**YOUR INSTRUCTIONS:**
Once the pictures have been set aside, copy every remaining entry exactly.

☆ ☆ ☆ ☆

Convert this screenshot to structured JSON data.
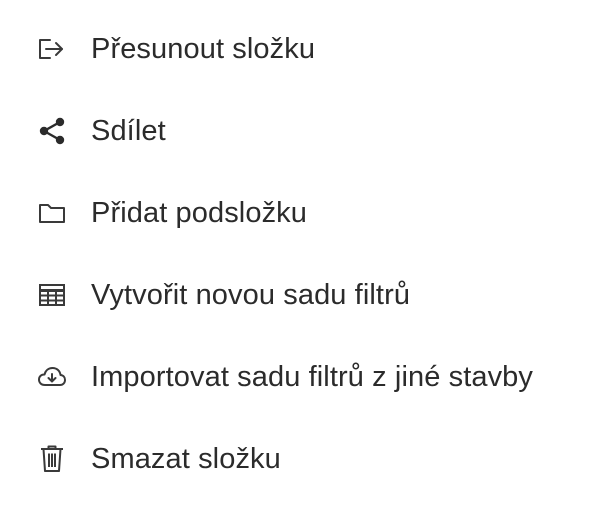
{
  "menu": {
    "items": [
      {
        "icon": "move-folder-icon",
        "label": "Přesunout složku"
      },
      {
        "icon": "share-icon",
        "label": "Sdílet"
      },
      {
        "icon": "folder-icon",
        "label": "Přidat podsložku"
      },
      {
        "icon": "table-icon",
        "label": "Vytvořit novou sadu filtrů"
      },
      {
        "icon": "cloud-download-icon",
        "label": "Importovat sadu filtrů z jiné stavby"
      },
      {
        "icon": "trash-icon",
        "label": "Smazat složku"
      }
    ]
  }
}
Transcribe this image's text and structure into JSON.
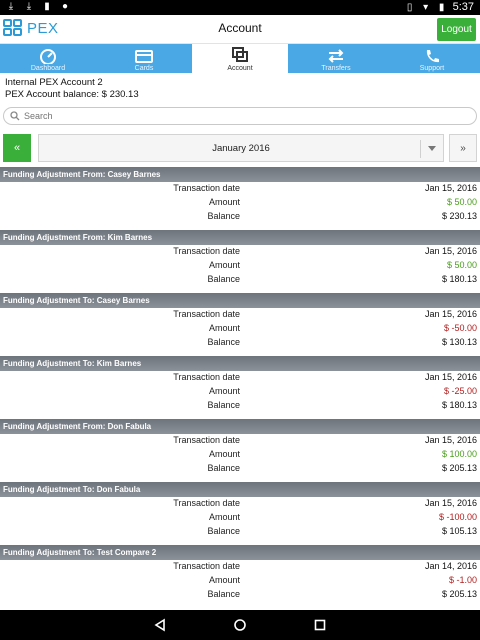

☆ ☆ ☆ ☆

**EXERCISE OUTPUT:**
Convert this screenshot to structured JSON data.
{
  "menu": {
    "items": [
      {
        "icon": "move-folder-icon",
        "label": "Přesunout složku"
      },
      {
        "icon": "share-icon",
        "label": "Sdílet"
      },
      {
        "icon": "folder-icon",
        "label": "Přidat podsložku"
      },
      {
        "icon": "table-icon",
        "label": "Vytvořit novou sadu filtrů"
      },
      {
        "icon": "cloud-download-icon",
        "label": "Importovat sadu filtrů z jiné stavby"
      },
      {
        "icon": "trash-icon",
        "label": "Smazat složku"
      }
    ]
  }
}
Transcribe this image's text and structure into JSON.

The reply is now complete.